Training and capacity building

Human rights issues in tourism are broad and take many forms. Regular training and capacity building activities are key for ensuring that human rights are respected. 

Based on the main human rights risks identified (see value chain risk assessment on this website), training and capacity building activities should be organised with relevant internal and external actors. This includes training addressed at all employees (e.g. on the company commitment to human rights) and other capacity building activities targeted at different functions (see examples in the tab below).

For human rights risks identified in the destinations and specific value chain elements, targeted training should be organised in order to address the potential human rights issues (see examples in the tab below). Many companies decide to collaborate with industry peers to organise capacity building in the destinations (see measure card on Sector collaboration for more information).

To get an idea of how specific human rights-related issues can be addressed in training, see examples of issue-specific training materials in the tabs below.

⇒ Click here to identify your value chain-related human rights risks

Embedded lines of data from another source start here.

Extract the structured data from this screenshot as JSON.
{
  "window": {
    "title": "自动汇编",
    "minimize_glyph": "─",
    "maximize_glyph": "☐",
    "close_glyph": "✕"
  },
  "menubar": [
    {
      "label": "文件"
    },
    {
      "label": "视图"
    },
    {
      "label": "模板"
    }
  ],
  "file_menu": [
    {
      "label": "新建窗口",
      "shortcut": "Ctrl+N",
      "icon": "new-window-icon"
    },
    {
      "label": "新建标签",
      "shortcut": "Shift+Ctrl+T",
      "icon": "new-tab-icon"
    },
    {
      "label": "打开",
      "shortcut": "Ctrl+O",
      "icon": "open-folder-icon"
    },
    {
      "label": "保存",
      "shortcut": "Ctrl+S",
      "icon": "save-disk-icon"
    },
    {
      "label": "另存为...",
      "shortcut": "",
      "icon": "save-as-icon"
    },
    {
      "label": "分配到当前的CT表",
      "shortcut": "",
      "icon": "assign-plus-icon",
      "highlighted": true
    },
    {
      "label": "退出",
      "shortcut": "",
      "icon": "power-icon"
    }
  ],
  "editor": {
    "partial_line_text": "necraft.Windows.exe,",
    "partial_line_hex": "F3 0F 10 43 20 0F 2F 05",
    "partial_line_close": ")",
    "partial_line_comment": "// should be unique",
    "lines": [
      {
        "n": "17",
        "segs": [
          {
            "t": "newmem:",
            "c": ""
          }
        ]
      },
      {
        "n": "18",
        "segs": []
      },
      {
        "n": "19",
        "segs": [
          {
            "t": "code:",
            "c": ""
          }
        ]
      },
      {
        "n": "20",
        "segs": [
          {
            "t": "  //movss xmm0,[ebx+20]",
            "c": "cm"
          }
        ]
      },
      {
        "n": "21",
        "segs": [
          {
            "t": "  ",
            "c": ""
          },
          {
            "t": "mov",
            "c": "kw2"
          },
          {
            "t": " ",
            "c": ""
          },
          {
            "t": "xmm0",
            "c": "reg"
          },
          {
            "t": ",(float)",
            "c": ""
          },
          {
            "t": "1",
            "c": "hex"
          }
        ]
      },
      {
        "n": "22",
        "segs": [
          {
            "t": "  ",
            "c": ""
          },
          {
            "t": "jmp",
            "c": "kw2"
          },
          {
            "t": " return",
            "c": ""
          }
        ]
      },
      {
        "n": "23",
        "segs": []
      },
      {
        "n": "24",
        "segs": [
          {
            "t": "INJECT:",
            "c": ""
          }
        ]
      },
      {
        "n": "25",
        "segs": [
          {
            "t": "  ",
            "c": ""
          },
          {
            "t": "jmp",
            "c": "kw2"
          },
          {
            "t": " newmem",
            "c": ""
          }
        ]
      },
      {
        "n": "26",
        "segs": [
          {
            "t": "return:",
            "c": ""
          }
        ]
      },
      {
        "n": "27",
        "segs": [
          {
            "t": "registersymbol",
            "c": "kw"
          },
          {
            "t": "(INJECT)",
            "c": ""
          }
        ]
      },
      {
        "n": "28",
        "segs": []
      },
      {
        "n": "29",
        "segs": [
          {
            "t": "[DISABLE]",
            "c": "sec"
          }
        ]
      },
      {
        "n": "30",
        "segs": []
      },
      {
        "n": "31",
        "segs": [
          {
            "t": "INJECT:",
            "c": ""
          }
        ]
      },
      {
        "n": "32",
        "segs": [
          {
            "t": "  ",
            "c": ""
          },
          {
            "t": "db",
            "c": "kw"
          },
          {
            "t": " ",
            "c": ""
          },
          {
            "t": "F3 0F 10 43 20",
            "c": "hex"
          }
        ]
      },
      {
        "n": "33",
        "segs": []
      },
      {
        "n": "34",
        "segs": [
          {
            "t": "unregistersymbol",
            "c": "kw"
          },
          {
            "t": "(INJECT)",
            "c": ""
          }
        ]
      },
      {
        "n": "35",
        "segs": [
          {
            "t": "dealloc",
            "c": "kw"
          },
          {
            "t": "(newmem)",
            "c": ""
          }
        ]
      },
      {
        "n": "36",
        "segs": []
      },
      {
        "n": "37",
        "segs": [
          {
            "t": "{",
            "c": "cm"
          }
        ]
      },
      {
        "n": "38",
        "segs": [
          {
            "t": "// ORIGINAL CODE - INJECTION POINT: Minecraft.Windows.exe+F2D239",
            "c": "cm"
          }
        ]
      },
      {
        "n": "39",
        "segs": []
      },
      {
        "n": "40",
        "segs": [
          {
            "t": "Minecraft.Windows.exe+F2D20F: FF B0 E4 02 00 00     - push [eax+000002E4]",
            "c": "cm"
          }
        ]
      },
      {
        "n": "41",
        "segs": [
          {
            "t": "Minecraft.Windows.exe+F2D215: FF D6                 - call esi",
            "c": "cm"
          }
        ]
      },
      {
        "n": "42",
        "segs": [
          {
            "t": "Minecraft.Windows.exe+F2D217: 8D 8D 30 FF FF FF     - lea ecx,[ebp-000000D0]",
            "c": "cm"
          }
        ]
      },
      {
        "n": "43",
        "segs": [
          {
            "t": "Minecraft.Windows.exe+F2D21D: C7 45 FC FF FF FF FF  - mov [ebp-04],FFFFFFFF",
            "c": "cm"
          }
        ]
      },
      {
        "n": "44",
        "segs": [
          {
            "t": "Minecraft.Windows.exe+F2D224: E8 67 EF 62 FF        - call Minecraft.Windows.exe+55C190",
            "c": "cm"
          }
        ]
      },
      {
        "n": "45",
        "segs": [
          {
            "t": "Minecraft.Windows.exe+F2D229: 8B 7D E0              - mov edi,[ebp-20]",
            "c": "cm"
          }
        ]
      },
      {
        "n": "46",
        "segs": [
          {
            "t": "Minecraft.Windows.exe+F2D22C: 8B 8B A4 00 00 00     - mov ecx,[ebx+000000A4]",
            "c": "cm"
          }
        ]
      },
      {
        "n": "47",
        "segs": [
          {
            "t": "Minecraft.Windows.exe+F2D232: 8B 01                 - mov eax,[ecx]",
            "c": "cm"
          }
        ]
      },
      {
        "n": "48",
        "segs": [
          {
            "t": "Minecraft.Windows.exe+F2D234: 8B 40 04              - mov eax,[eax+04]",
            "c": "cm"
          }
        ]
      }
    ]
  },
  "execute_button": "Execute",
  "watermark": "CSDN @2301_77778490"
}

Conduct basic training on relevant human rights topics (see value chain risk analysis on this website) with all employees. This could be in the form of:

  • Induction training
  • Town hall meetings
  • Regular team updates
  • E-learning
  • Classroom training
  • Etc.

In addition, develop more in-depth issue-specific training for relevant functions such as:

  • human resources department (e.g. on working conditions or discrimination)
  • sales staff (e.g. on accessibility and data privacy/GDPR compliance)
  • procurement staff (e.g. working conditions in hotels, on cruises, in souvenir sales and production and how these can be addressed when interacting with suppliers)

Examples

Resources

  • The Travel Foundation hosts an online training platform for stakeholders across the travel industry – governments, tour operators, travel agents and travel associations. 
  • The «Do No Harm toolkit» by CDA Collaborative Learning Projects (CDA) has been developed for businesses, not-for-profit and government organisations that directly or indirectly supply goods or services to the tourism, travel and hospitality industries.

Organise destination- and/or issue-specific capacity building activities (see value chain risk assessment on this site):

  • Organise destination specific capacity building activities (maybe in cooperation with other companies, various hotels or tour operators) for local stakeholders (such as administration, authorities, national park administrators, owners of guest houses & restaurants, etc.)
  • Offer training for tour guides
  • Conduct trainings with selected business partners and their staff where human rights risks have been identified (see value chain risk assessment on this website), such as:
    • Transport service providers (e.g. on human trafficking and drivers working conditions)
    • Locally owned hotels & guesthouses
    • Excursion providers

For salient human rights issues, define the relevant target groups to participate in issue-specific capacity building activities (see value chain risk assessment on this site).

Examples of issue-specific trainings:

  • Volunteering: Conduct mandatory preparatory training related to assigned projects as well as on local customs in destination countries and around children's rights before people volunteer.
  • Modern slavery & forced labour: Conduct training on how to identify human trafficking, sexual exploitation of children (SECTT) and forced labour, and how to respond to potential incidents. Training should be adapted to the specific business environment.
Short video outlining flawed assumptions and expectations related to volunteering

Examples

Human trafficking in the transport industry: 

Sexual exploitation of children in travel and tourism (SECTT):

Resources

To support in-house human rights education, the Roundtable Human Rights in Tourism has developed two free online training courses, which are available to professionals from tourism companies, especially tour operators (see link below). The online training is intended to familiarise learners with the international human rights framework and the expectations they have of (their) company. Participants are made aware of the various human rights areas touched by their business activities. 

A video explaining how tourism potentially impacts human rights and how tour operators and travellers can act.

Examples

Resources

Learn more

Find more information in the Resource Centre.